### SUPPLIED RECORDS
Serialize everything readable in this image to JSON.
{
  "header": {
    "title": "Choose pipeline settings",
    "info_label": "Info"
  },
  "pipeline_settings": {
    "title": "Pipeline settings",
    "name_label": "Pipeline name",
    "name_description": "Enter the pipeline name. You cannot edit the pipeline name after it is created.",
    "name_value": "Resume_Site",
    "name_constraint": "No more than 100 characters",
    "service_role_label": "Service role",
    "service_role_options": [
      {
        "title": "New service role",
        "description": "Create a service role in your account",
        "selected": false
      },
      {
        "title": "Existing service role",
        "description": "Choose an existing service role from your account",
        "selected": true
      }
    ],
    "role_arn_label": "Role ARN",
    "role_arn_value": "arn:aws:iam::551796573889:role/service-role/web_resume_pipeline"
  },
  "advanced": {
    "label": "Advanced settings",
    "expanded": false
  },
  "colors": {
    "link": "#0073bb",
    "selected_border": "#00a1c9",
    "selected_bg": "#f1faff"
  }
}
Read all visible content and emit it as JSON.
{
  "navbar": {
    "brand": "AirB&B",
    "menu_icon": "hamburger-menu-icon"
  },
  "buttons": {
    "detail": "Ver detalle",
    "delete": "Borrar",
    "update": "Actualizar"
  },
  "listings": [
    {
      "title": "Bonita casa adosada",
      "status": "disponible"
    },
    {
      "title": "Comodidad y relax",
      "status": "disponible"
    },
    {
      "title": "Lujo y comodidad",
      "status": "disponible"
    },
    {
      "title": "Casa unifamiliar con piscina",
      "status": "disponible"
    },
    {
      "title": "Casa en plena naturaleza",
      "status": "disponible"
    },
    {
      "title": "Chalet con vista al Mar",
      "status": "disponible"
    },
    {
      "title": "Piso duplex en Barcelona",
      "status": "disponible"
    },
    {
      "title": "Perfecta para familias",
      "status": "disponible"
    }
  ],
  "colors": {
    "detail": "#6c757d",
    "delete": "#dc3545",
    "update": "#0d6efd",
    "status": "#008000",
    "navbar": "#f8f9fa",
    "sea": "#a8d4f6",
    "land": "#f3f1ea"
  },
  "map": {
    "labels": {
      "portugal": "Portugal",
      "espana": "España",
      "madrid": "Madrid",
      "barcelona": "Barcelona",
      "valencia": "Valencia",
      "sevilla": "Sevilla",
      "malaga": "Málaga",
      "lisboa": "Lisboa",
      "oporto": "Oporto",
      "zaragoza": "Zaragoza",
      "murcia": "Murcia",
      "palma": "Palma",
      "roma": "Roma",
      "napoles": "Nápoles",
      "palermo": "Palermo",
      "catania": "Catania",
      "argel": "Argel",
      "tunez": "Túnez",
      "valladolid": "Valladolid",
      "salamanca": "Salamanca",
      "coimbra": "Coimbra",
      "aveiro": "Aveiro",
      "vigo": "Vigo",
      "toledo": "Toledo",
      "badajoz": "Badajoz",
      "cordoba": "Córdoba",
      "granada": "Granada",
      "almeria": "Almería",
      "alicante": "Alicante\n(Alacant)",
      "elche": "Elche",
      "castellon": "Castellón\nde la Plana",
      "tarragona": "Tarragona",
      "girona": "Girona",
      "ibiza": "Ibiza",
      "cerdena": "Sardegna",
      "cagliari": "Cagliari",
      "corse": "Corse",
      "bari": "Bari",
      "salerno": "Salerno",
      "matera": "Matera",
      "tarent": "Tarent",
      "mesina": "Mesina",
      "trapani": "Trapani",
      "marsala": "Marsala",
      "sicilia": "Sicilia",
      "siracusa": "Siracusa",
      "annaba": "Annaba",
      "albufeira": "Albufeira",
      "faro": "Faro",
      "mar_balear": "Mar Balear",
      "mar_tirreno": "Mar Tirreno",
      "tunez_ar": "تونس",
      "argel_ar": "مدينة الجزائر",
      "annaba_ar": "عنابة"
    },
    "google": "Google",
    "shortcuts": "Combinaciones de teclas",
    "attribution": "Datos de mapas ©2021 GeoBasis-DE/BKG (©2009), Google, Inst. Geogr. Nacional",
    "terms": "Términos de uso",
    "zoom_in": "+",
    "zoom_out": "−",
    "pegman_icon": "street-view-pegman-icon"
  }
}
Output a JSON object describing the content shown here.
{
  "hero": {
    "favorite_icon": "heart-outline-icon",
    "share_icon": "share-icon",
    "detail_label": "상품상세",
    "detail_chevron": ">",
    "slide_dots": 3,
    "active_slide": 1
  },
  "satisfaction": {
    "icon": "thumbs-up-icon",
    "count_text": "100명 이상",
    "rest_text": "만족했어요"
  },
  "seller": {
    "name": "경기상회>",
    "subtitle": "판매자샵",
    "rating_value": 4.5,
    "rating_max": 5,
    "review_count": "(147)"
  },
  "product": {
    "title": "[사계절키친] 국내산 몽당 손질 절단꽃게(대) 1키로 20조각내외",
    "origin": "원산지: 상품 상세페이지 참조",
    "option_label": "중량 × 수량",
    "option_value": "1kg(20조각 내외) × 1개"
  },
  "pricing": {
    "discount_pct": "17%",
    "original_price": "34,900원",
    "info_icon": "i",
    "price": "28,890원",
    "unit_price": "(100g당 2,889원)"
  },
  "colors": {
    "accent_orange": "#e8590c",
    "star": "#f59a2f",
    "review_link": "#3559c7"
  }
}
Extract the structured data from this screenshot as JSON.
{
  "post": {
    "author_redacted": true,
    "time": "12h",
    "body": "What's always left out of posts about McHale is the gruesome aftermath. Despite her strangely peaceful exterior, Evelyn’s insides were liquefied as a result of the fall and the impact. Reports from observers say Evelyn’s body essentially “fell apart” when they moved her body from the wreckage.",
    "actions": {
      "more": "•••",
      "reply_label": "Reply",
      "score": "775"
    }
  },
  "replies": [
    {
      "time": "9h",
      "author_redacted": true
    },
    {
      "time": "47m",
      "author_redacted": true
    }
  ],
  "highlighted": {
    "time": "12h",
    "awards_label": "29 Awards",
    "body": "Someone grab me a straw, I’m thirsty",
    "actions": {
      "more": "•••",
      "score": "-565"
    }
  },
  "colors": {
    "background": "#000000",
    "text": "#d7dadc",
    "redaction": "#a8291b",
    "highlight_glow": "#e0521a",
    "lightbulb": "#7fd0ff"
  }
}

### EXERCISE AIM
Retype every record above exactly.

### SOLUTION TO THIS TASK
Serialize everything readable in this image to JSON.
{
  "header": {
    "title": "Choose pipeline settings",
    "info_label": "Info"
  },
  "pipeline_settings": {
    "title": "Pipeline settings",
    "name_label": "Pipeline name",
    "name_description": "Enter the pipeline name. You cannot edit the pipeline name after it is created.",
    "name_value": "Resume_Site",
    "name_constraint": "No more than 100 characters",
    "service_role_label": "Service role",
    "service_role_options": [
      {
        "title": "New service role",
        "description": "Create a service role in your account",
        "selected": false
      },
      {
        "title": "Existing service role",
        "description": "Choose an existing service role from your account",
        "selected": true
      }
    ],
    "role_arn_label": "Role ARN",
    "role_arn_value": "arn:aws:iam::551796573889:role/service-role/web_resume_pipeline"
  },
  "advanced": {
    "label": "Advanced settings",
    "expanded": false
  },
  "colors": {
    "link": "#0073bb",
    "selected_border": "#00a1c9",
    "selected_bg": "#f1faff"
  }
}
Read all visible content and emit it as JSON.
{
  "navbar": {
    "brand": "AirB&B",
    "menu_icon": "hamburger-menu-icon"
  },
  "buttons": {
    "detail": "Ver detalle",
    "delete": "Borrar",
    "update": "Actualizar"
  },
  "listings": [
    {
      "title": "Bonita casa adosada",
      "status": "disponible"
    },
    {
      "title": "Comodidad y relax",
      "status": "disponible"
    },
    {
      "title": "Lujo y comodidad",
      "status": "disponible"
    },
    {
      "title": "Casa unifamiliar con piscina",
      "status": "disponible"
    },
    {
      "title": "Casa en plena naturaleza",
      "status": "disponible"
    },
    {
      "title": "Chalet con vista al Mar",
      "status": "disponible"
    },
    {
      "title": "Piso duplex en Barcelona",
      "status": "disponible"
    },
    {
      "title": "Perfecta para familias",
      "status": "disponible"
    }
  ],
  "colors": {
    "detail": "#6c757d",
    "delete": "#dc3545",
    "update": "#0d6efd",
    "status": "#008000",
    "navbar": "#f8f9fa",
    "sea": "#a8d4f6",
    "land": "#f3f1ea"
  },
  "map": {
    "labels": {
      "portugal": "Portugal",
      "espana": "España",
      "madrid": "Madrid",
      "barcelona": "Barcelona",
      "valencia": "Valencia",
      "sevilla": "Sevilla",
      "malaga": "Málaga",
      "lisboa": "Lisboa",
      "oporto": "Oporto",
      "zaragoza": "Zaragoza",
      "murcia": "Murcia",
      "palma": "Palma",
      "roma": "Roma",
      "napoles": "Nápoles",
      "palermo": "Palermo",
      "catania": "Catania",
      "argel": "Argel",
      "tunez": "Túnez",
      "valladolid": "Valladolid",
      "salamanca": "Salamanca",
      "coimbra": "Coimbra",
      "aveiro": "Aveiro",
      "vigo": "Vigo",
      "toledo": "Toledo",
      "badajoz": "Badajoz",
      "cordoba": "Córdoba",
      "granada": "Granada",
      "almeria": "Almería",
      "alicante": "Alicante\n(Alacant)",
      "elche": "Elche",
      "castellon": "Castellón\nde la Plana",
      "tarragona": "Tarragona",
      "girona": "Girona",
      "ibiza": "Ibiza",
      "cerdena": "Sardegna",
      "cagliari": "Cagliari",
      "corse": "Corse",
      "bari": "Bari",
      "salerno": "Salerno",
      "matera": "Matera",
      "tarent": "Tarent",
      "mesina": "Mesina",
      "trapani": "Trapani",
      "marsala": "Marsala",
      "sicilia": "Sicilia",
      "siracusa": "Siracusa",
      "annaba": "Annaba",
      "albufeira": "Albufeira",
      "faro": "Faro",
      "mar_balear": "Mar Balear",
      "mar_tirreno": "Mar Tirreno",
      "tunez_ar": "تونس",
      "argel_ar": "مدينة الجزائر",
      "annaba_ar": "عنابة"
    },
    "google": "Google",
    "shortcuts": "Combinaciones de teclas",
    "attribution": "Datos de mapas ©2021 GeoBasis-DE/BKG (©2009), Google, Inst. Geogr. Nacional",
    "terms": "Términos de uso",
    "zoom_in": "+",
    "zoom_out": "−",
    "pegman_icon": "street-view-pegman-icon"
  }
}
Output a JSON object describing the content shown here.
{
  "hero": {
    "favorite_icon": "heart-outline-icon",
    "share_icon": "share-icon",
    "detail_label": "상품상세",
    "detail_chevron": ">",
    "slide_dots": 3,
    "active_slide": 1
  },
  "satisfaction": {
    "icon": "thumbs-up-icon",
    "count_text": "100명 이상",
    "rest_text": "만족했어요"
  },
  "seller": {
    "name": "경기상회>",
    "subtitle": "판매자샵",
    "rating_value": 4.5,
    "rating_max": 5,
    "review_count": "(147)"
  },
  "product": {
    "title": "[사계절키친] 국내산 몽당 손질 절단꽃게(대) 1키로 20조각내외",
    "origin": "원산지: 상품 상세페이지 참조",
    "option_label": "중량 × 수량",
    "option_value": "1kg(20조각 내외) × 1개"
  },
  "pricing": {
    "discount_pct": "17%",
    "original_price": "34,900원",
    "info_icon": "i",
    "price": "28,890원",
    "unit_price": "(100g당 2,889원)"
  },
  "colors": {
    "accent_orange": "#e8590c",
    "star": "#f59a2f",
    "review_link": "#3559c7"
  }
}
Extract the structured data from this screenshot as JSON.
{
  "post": {
    "author_redacted": true,
    "time": "12h",
    "body": "What's always left out of posts about McHale is the gruesome aftermath. Despite her strangely peaceful exterior, Evelyn’s insides were liquefied as a result of the fall and the impact. Reports from observers say Evelyn’s body essentially “fell apart” when they moved her body from the wreckage.",
    "actions": {
      "more": "•••",
      "reply_label": "Reply",
      "score": "775"
    }
  },
  "replies": [
    {
      "time": "9h",
      "author_redacted": true
    },
    {
      "time": "47m",
      "author_redacted": true
    }
  ],
  "highlighted": {
    "time": "12h",
    "awards_label": "29 Awards",
    "body": "Someone grab me a straw, I’m thirsty",
    "actions": {
      "more": "•••",
      "score": "-565"
    }
  },
  "colors": {
    "background": "#000000",
    "text": "#d7dadc",
    "redaction": "#a8291b",
    "highlight_glow": "#e0521a",
    "lightbulb": "#7fd0ff"
  }
}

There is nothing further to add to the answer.